ENTRIES SHOWN:

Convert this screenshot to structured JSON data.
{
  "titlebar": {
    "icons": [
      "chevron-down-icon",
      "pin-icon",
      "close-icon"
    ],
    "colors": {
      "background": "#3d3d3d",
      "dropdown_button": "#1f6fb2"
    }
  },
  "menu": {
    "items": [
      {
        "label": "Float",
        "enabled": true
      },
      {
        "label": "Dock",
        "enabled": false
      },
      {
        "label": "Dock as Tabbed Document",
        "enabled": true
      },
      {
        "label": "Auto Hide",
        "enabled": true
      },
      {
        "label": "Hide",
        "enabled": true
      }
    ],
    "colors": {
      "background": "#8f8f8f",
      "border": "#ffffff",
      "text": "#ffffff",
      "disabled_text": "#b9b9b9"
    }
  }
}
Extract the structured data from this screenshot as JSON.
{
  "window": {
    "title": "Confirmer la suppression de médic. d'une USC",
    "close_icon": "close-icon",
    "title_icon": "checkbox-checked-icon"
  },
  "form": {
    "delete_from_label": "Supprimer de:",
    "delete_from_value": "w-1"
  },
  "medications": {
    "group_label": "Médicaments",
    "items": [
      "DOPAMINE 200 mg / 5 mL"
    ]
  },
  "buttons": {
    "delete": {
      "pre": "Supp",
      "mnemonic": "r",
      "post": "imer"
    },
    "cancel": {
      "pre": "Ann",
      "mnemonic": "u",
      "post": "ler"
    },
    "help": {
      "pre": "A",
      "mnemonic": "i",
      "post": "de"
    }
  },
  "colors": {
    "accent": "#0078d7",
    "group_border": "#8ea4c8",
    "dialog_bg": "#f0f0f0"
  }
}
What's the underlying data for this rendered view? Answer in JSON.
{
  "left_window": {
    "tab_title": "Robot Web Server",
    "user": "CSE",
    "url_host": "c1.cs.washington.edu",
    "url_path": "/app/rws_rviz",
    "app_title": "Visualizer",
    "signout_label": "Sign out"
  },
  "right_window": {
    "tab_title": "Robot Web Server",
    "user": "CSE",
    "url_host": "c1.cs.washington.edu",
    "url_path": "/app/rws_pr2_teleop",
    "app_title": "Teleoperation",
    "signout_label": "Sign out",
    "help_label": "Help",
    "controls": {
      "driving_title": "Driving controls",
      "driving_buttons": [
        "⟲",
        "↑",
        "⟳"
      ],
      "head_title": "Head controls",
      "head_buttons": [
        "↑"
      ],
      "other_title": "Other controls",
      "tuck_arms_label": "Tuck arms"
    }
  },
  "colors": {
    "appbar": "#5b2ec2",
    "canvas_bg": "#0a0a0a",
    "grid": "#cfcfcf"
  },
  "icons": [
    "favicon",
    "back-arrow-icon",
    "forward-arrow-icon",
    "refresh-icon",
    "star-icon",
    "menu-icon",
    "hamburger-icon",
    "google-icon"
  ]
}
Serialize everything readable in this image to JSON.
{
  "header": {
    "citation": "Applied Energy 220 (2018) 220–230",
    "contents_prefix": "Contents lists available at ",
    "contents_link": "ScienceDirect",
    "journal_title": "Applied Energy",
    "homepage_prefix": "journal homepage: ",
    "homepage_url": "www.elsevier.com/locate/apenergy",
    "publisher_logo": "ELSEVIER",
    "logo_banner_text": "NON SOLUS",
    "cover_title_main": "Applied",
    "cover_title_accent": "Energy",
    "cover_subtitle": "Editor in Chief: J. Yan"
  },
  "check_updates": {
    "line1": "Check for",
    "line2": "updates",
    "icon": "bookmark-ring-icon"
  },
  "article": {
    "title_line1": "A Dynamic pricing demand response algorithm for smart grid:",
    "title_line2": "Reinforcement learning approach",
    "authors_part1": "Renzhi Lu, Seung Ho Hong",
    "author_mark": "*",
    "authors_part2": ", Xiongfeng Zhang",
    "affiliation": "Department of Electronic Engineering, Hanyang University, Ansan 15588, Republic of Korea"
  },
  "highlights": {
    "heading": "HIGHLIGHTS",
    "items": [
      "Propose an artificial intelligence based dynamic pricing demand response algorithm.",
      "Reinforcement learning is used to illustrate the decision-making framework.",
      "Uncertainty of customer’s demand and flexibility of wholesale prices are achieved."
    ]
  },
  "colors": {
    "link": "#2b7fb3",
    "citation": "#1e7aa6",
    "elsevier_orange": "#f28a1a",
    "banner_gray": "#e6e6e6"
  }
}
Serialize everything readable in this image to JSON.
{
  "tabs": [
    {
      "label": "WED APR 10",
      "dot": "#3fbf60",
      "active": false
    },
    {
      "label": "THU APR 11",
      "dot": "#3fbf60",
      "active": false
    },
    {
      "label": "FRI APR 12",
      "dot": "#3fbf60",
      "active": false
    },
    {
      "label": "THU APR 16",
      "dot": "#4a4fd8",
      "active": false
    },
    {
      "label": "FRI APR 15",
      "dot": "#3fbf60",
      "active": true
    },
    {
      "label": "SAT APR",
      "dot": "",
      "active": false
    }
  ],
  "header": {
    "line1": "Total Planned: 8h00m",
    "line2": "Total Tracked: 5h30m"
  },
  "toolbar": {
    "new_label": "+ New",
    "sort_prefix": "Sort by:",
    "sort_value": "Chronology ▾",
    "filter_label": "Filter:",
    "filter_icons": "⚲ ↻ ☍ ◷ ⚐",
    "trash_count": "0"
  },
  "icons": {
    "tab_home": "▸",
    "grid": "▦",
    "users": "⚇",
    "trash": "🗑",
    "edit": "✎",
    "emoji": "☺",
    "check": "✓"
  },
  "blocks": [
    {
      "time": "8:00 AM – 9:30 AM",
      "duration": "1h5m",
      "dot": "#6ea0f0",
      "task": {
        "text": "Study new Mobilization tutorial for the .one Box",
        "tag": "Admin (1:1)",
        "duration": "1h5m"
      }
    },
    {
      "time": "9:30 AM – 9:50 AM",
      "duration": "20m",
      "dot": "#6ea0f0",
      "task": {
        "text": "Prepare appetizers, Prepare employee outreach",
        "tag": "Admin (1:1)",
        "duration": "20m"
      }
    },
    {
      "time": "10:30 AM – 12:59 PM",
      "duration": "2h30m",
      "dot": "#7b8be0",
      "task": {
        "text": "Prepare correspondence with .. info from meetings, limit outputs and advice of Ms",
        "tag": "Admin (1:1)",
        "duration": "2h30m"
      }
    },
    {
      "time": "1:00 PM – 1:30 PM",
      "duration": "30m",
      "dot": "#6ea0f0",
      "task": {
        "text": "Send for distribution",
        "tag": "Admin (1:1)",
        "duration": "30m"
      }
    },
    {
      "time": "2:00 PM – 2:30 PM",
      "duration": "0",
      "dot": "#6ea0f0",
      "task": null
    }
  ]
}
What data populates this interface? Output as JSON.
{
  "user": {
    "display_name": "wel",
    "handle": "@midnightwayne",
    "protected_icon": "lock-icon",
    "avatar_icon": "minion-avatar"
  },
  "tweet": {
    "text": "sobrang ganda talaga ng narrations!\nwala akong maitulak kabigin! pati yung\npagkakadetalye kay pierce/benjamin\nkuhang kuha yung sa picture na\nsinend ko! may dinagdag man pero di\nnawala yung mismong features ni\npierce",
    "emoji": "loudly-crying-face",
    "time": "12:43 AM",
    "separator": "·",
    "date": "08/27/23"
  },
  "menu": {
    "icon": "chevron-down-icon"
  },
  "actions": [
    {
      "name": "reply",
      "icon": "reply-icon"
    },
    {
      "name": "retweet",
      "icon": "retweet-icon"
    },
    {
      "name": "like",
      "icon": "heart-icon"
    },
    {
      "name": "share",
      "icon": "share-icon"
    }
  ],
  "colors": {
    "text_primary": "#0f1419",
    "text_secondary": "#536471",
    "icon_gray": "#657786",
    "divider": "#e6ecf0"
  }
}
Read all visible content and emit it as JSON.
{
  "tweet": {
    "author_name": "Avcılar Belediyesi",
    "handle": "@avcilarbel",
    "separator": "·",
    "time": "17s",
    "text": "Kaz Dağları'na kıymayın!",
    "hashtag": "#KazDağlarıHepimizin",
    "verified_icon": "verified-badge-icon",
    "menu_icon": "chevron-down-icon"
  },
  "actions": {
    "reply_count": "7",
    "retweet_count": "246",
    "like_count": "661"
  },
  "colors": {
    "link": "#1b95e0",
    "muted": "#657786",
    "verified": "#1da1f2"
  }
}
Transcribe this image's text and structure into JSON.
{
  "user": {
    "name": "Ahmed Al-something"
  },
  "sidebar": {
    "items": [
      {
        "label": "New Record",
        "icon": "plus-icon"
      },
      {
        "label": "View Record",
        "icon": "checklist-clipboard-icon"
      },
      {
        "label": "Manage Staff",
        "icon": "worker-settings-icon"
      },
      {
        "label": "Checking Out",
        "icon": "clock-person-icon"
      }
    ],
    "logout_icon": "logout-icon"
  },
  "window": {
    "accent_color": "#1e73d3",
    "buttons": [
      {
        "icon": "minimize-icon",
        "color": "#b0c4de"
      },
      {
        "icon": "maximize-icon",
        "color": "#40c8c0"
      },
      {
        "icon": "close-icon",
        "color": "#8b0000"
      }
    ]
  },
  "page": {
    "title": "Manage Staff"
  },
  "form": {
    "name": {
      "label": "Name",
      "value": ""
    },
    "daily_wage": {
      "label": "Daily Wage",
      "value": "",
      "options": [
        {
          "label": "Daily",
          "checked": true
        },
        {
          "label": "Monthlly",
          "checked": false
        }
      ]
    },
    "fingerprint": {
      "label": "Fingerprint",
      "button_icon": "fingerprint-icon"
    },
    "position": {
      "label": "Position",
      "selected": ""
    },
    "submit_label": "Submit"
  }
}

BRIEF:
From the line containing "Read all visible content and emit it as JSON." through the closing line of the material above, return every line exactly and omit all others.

TASK OUTPUT:
Read all visible content and emit it as JSON.
{
  "tweet": {
    "author_name": "Avcılar Belediyesi",
    "handle": "@avcilarbel",
    "separator": "·",
    "time": "17s",
    "text": "Kaz Dağları'na kıymayın!",
    "hashtag": "#KazDağlarıHepimizin",
    "verified_icon": "verified-badge-icon",
    "menu_icon": "chevron-down-icon"
  },
  "actions": {
    "reply_count": "7",
    "retweet_count": "246",
    "like_count": "661"
  },
  "colors": {
    "link": "#1b95e0",
    "muted": "#657786",
    "verified": "#1da1f2"
  }
}
Transcribe this image's text and structure into JSON.
{
  "user": {
    "name": "Ahmed Al-something"
  },
  "sidebar": {
    "items": [
      {
        "label": "New Record",
        "icon": "plus-icon"
      },
      {
        "label": "View Record",
        "icon": "checklist-clipboard-icon"
      },
      {
        "label": "Manage Staff",
        "icon": "worker-settings-icon"
      },
      {
        "label": "Checking Out",
        "icon": "clock-person-icon"
      }
    ],
    "logout_icon": "logout-icon"
  },
  "window": {
    "accent_color": "#1e73d3",
    "buttons": [
      {
        "icon": "minimize-icon",
        "color": "#b0c4de"
      },
      {
        "icon": "maximize-icon",
        "color": "#40c8c0"
      },
      {
        "icon": "close-icon",
        "color": "#8b0000"
      }
    ]
  },
  "page": {
    "title": "Manage Staff"
  },
  "form": {
    "name": {
      "label": "Name",
      "value": ""
    },
    "daily_wage": {
      "label": "Daily Wage",
      "value": "",
      "options": [
        {
          "label": "Daily",
          "checked": true
        },
        {
          "label": "Monthlly",
          "checked": false
        }
      ]
    },
    "fingerprint": {
      "label": "Fingerprint",
      "button_icon": "fingerprint-icon"
    },
    "position": {
      "label": "Position",
      "selected": ""
    },
    "submit_label": "Submit"
  }
}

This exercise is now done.